She also went on to mention the ocean, beaches, Uluru and the Great Barrier Reef. I had to smile at that because everything she mentioned to me, is an icon for us. No Vegemite, meat pies, thongs or Russell Crowe. What she mentioned where all natural parts of Australia nothing "man-made" but something which a foreigner can associate with Australia.
Personally when I'm asked to think of something Australian, like many I immediately turn to the stereotypical things such as beer, Vegemite and football. None of which are bad but we all have to realise that there is more to the country than that.
There is also more to us that trying to become a "mini-America" I don't see why we should have to be like them. They're so large and commercialised and all they are concerned about is being the best and not caring whom they step on in the process. They have shootings in schools, crap TV shows and they can't even run a simple presidential election... yet we STILL want to be like them. Please, someone explain to me why and not using money as an excuse. Sure they might be the most powerful country but why can't Greece or France or Egypt or England or Australia have influence. As I see it each of those countries have more to offer than America ever will. They don't have huge old buildings, pyramids, coral reefs or historical culture. They have commercialisation, fast cars and Wall Street. But shouldn't we be thankful, they brought us McDonalds after all!
When you ask someone where they would like to travel to a large majority will say America, but first why can't we travel Australia and see what we have to offer. See the icon's we have here and find our culture and what we have to offer.
Another discussion thread I read brought up "Crocodile Dundee" unfortunately most people associate him with the Australian icon, I personally don't know anyone like him. Another problem with Australian icons is that if you are ever in a chat room with American's and mention you are from Australia there is no doubt that someone will be stupid enough to ask if we ride a Kangaroo, have one as a pet and wrestle crocodiles. Pity, if only they'd come here.

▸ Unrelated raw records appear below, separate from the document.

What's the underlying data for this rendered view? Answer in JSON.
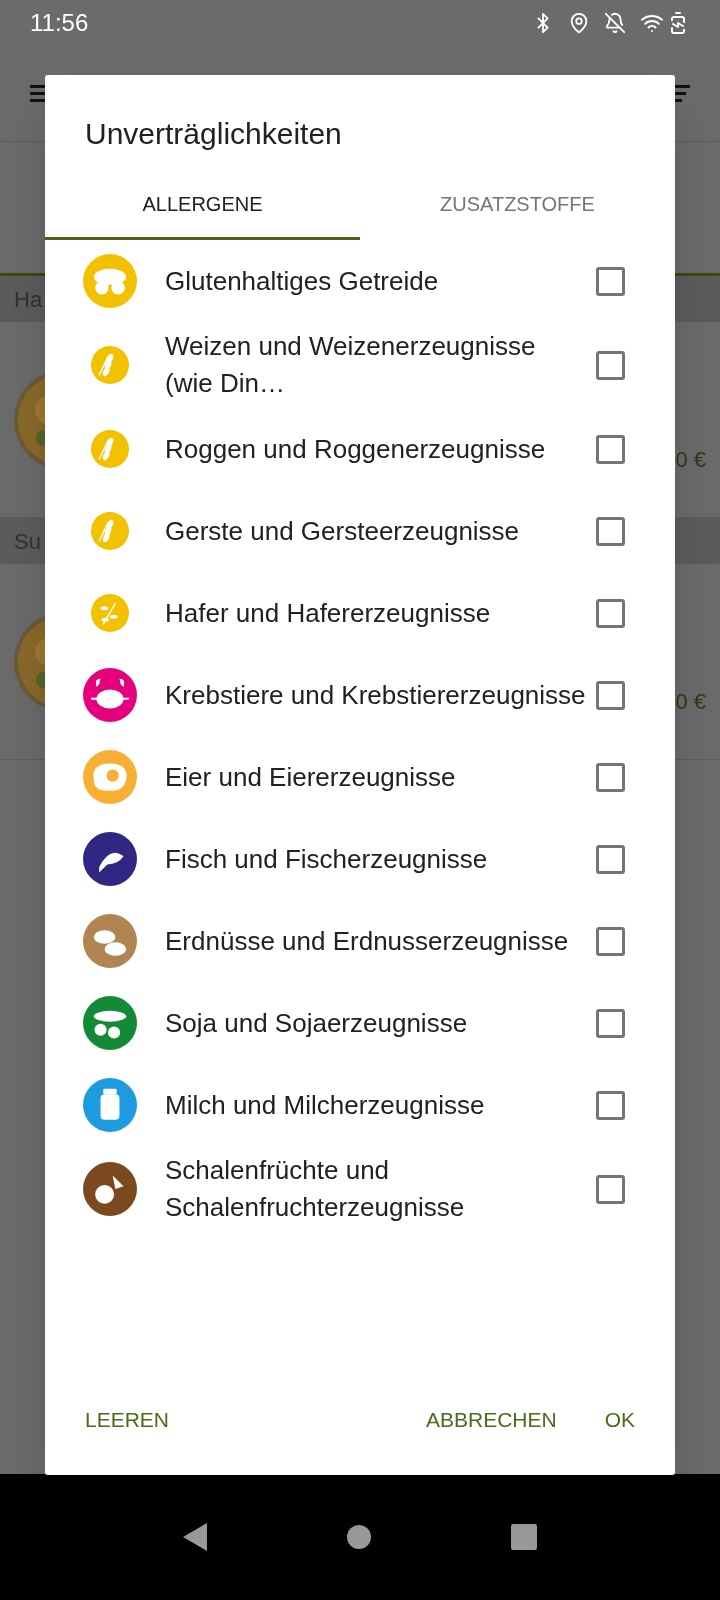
{
  "status_bar": {
    "time": "11:56"
  },
  "background": {
    "sections": [
      {
        "header": "Ha",
        "price": "0 €"
      },
      {
        "header": "Su",
        "price": "0 €"
      }
    ]
  },
  "dialog": {
    "title": "Unverträglichkeiten",
    "tabs": [
      {
        "label": "ALLERGENE",
        "selected": true
      },
      {
        "label": "ZUSATZSTOFFE",
        "selected": false
      }
    ],
    "items": [
      {
        "label": "Glutenhaltiges Getreide",
        "checked": false,
        "color": "#f2c200"
      },
      {
        "label": "Weizen und Weizenerzeugnisse (wie Din…",
        "checked": false,
        "color": "#f2c200"
      },
      {
        "label": "Roggen und Roggenerzeugnisse",
        "checked": false,
        "color": "#f2c200"
      },
      {
        "label": "Gerste und Gersteerzeugnisse",
        "checked": false,
        "color": "#f2c200"
      },
      {
        "label": "Hafer und Hafererzeugnisse",
        "checked": false,
        "color": "#f2c200"
      },
      {
        "label": "Krebstiere und Krebstiererzeugnisse",
        "checked": false,
        "color": "#e5007e"
      },
      {
        "label": "Eier und Eiererzeugnisse",
        "checked": false,
        "color": "#f7b033"
      },
      {
        "label": "Fisch und Fischerzeugnisse",
        "checked": false,
        "color": "#312783"
      },
      {
        "label": "Erdnüsse und Erdnusserzeugnisse",
        "checked": false,
        "color": "#b08552"
      },
      {
        "label": "Soja und Sojaerzeugnisse",
        "checked": false,
        "color": "#138a36"
      },
      {
        "label": "Milch und Milcherzeugnisse",
        "checked": false,
        "color": "#1d9be0"
      },
      {
        "label": "Schalenfrüchte und Schalenfruchterzeugnisse",
        "checked": false,
        "color": "#7a4a1e"
      }
    ],
    "buttons": [
      "LEEREN",
      "ABBRECHEN",
      "OK"
    ]
  }
}
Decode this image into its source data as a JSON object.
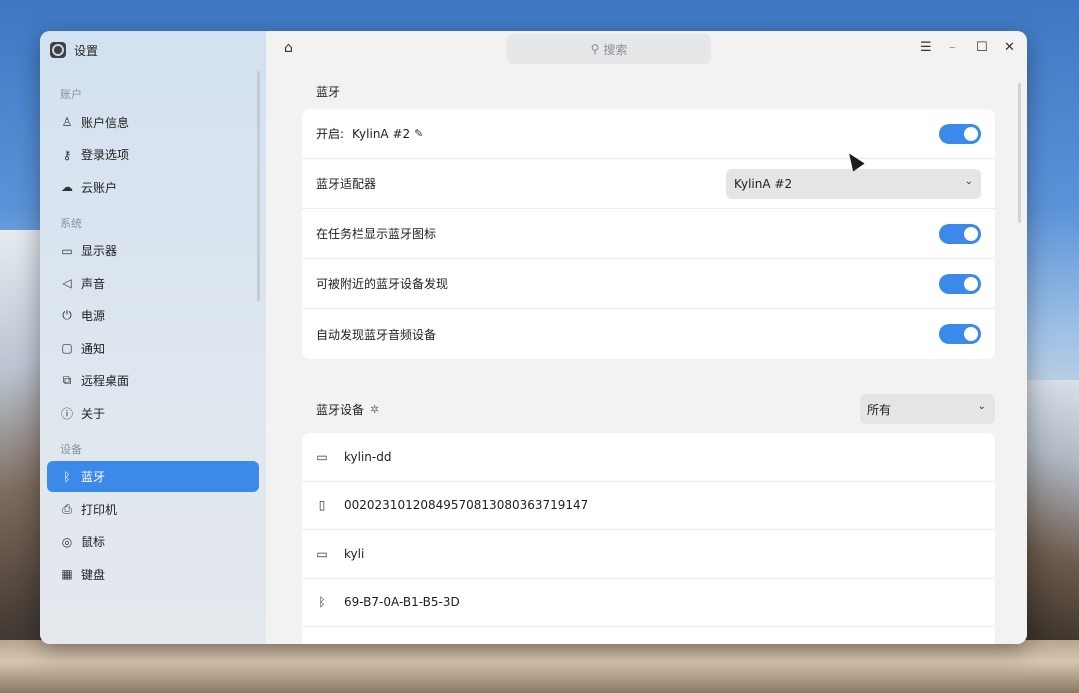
{
  "window": {
    "title": "设置"
  },
  "sidebar": {
    "sections": [
      {
        "label": "账户",
        "items": [
          {
            "label": "账户信息",
            "icon": "user-icon",
            "glyph": "♙"
          },
          {
            "label": "登录选项",
            "icon": "key-icon",
            "glyph": "⚷"
          },
          {
            "label": "云账户",
            "icon": "cloud-account-icon",
            "glyph": "☁"
          }
        ]
      },
      {
        "label": "系统",
        "items": [
          {
            "label": "显示器",
            "icon": "monitor-icon",
            "glyph": "▭"
          },
          {
            "label": "声音",
            "icon": "speaker-icon",
            "glyph": "◁"
          },
          {
            "label": "电源",
            "icon": "power-icon",
            "glyph": "⏻"
          },
          {
            "label": "通知",
            "icon": "notification-icon",
            "glyph": "▢"
          },
          {
            "label": "远程桌面",
            "icon": "remote-desktop-icon",
            "glyph": "⧉"
          },
          {
            "label": "关于",
            "icon": "info-icon",
            "glyph": "ⓘ"
          }
        ]
      },
      {
        "label": "设备",
        "items": [
          {
            "label": "蓝牙",
            "icon": "bluetooth-icon",
            "glyph": "ᛒ",
            "active": true
          },
          {
            "label": "打印机",
            "icon": "printer-icon",
            "glyph": "⎙"
          },
          {
            "label": "鼠标",
            "icon": "mouse-icon",
            "glyph": "◎"
          },
          {
            "label": "键盘",
            "icon": "keyboard-icon",
            "glyph": "▦"
          }
        ]
      }
    ]
  },
  "titlebar": {
    "search_placeholder": "搜索"
  },
  "bluetooth": {
    "group_title": "蓝牙",
    "enable_label": "开启:",
    "device_name": "KylinA #2",
    "adapter_label": "蓝牙适配器",
    "adapter_value": "KylinA #2",
    "taskbar_icon_label": "在任务栏显示蓝牙图标",
    "discoverable_label": "可被附近的蓝牙设备发现",
    "auto_audio_label": "自动发现蓝牙音频设备",
    "toggles": {
      "enabled": true,
      "taskbar_icon": true,
      "discoverable": true,
      "auto_audio": true
    }
  },
  "devices": {
    "title": "蓝牙设备",
    "filter_value": "所有",
    "items": [
      {
        "name": "kylin-dd",
        "icon": "computer-icon",
        "glyph": "▭"
      },
      {
        "name": "00202310120849570813080363719147",
        "icon": "phone-icon",
        "glyph": "▯"
      },
      {
        "name": "kyli",
        "icon": "computer-icon",
        "glyph": "▭"
      },
      {
        "name": "69-B7-0A-B1-B5-3D",
        "icon": "bluetooth-icon",
        "glyph": "ᛒ"
      }
    ]
  },
  "colors": {
    "accent": "#3b89e9"
  }
}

Australia has many beautiful, natural icons if only we could relate to them more often.
"Lost in the Bush"
Bush Vs Beach.
Each have their own pro's and cons, their own myths. But why is it that Australia has to choose between the two? We're either "bush people" or typical "beach bums" why can't we be both. I think that I am.
I spent the first 12 years of my life living in a house within a 5 minute drive to the beach, then the family moved to my father's family farm and we lived there for 8 years and then returned to "town" within a 7 minute drive to the beach. Now I'm living here, in Lilydale without a beach in site (except perhaps the little one at the lake).
I love the beach more than the bush, there's no denying that. I would prefer the beach to the bush any day but as far as myths and culture go one would definitely have to turn to the bush.
The beach is the modern day myth, everyone now has a beach house, or wants one at least. There are less and less people wanting to live right out in the bush, hidden away from society so to speak. With neighbours a 20-minute drive away, working the land to blood, sweat and tears. Facing the bad times and the worse times. There are so many stories to be told from the bush, everything has a past and a history behind it. Whether it's the old "outside dunny" or the little bush hut that's "out the back." Or maybe it's just your grandparents that worked the land from the age of 12.
In actual fact we're the lucky country, we are. Most have the option to go to the beach one-day and the bush the next. How many other people can say that? Myths or not, perhaps our history is the bush but maybe the future is the beach?